India’s dilemma is such, however, that not condemning Russia could challenge India’s relations with the West and the so-called ‘Indo-Pacific NATO’ — the Quad consisting of the U.S., Australia, Japan and India, formed to deal with Chinese aggression. Eventually, India will have to decide which of its two blocs of allies can be trusted to come to its rescue if China decides to seriously challenge India’s territorial integrity.

Will the Russia-first approach pay off if China decides to invade Arunachal Pradesh or the Galwan Valley? As a matter of fact, Russia has closer ties with China than it has with India. To Moscow, Beijing is a much more strategically important ally in the fight against the U.S., and the China-Russia relationship has been bolstered by joint military exercises over the years. In fact, data estimates suggest that 77 percent of China’s total arms imports between 2016 and 2020 were from Russia. That figure was only 49 percent for India during the same time period.

Owing to this special bond with China, Russia could abandon India to protect its relations with China, just as India has so far neglected Ukraine to protect its ties with Russia. But even if Russia does respect its friendly relations with India, and tries to act as an intermediary between India and China, it would fail to solve the fundamental issues of the conflict. It is hard to imagine China changing its position over Arunachal Pradesh or Ladakh as a result of Russian mediation.

The failure of Russia’s faint attempts at mediation in the aftermath of the Galwan Valley skirmishes of 2020, and China’s continued claims on the territory, attest to the fact that foreign intervention is unlikely to solve the disputes with China. Ultimately, ignoring Ukraine’s sovereignty to ensure closeness with Russia, in the hopes of using the relationship as potential leverage against China, is almost futile for India. 

Weakening India’s Hand

If tensions between India and China do escalate, the Quad is more likely to support India on the international stage than Moscow. But the gap between India and the rest of the Quad is widening. The U.S., Japan and Australia have all condemned and imposed strict sanctions on Russia following the Ukraine invasion. India’s decision to avoid condemnation, therefore, could potentially strain its relationship with the Quad.

The ‘do-nothing’ approach is, hence, more dangerous than it seems at first glance. India would never publicly defend Russian interests like China has, thereby confirming to Putin that China is the closer of the two allies. Yet, by refusing to condemn the invasion, India also risks weakening its close strategic ties with the U.S.

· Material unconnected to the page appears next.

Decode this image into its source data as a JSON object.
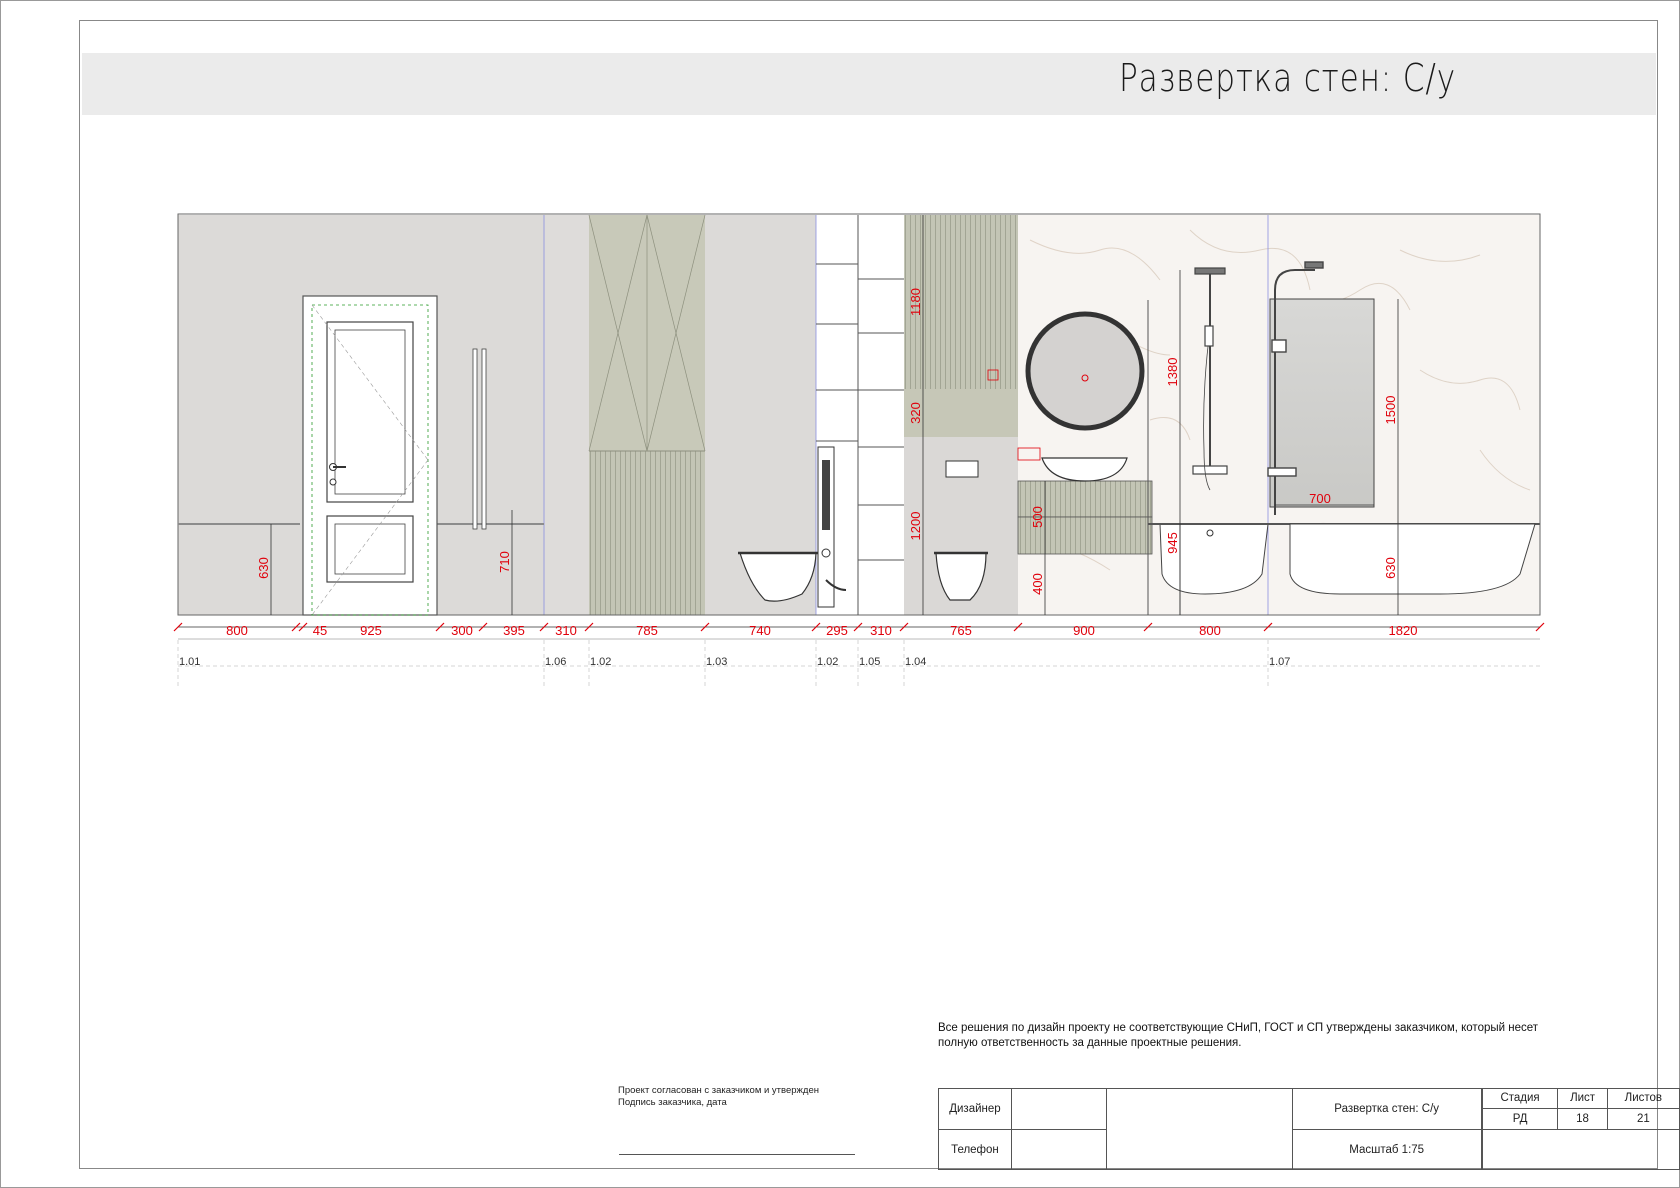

Although External Affairs Minister S. Jaishankar has recently denied allegations of hypocrisy in India’s stance by suggesting that China’s claims on Indian territory are a very ”distinct” challenge, the parallels are clear to anyone willing to see. By not condemning Russia’s actions, India is not only failing as a global power but is also setting the wrong standards regarding the violation of state sovereignty and territorial integrity — something that can easily backfire in the future if the conflict with China escalates.

As a full-scale war becomes more imminent in Ukraine, any approach taken by the Indian government will end up as a turning point in India’s foreign policy. Strategically, there are several factors to consider, including the long-term sustainability of India’s dependence on Russian arms, the China problem and India’s relationship with the Quad. At this critical stage in world history, however, India mustn’t support or condemn Russia simply to please either Putin or the West; it should instead look within for what it stands for and what it hopes to achieve with its foreign influence.

The balancing act can only go on for so long and satisfies neither Russia nor the West. Ultimately, India must decide whether it wants to promote the values of democracy, multiculturalism and peace, or encourage a chaotic world order led by powerful authoritarian leaders who prey upon the sovereignty of their fellow states.

Kashvi Singh is a Research Intern at Freedom Gazette. She has recently completed her A-Levels in Political Science, Economics, Mathematics and Geography from Woodford County High School, London. She has a keen interest in politics and development studies and hopes to pursue a degree in Politics, Philosophy and Economics.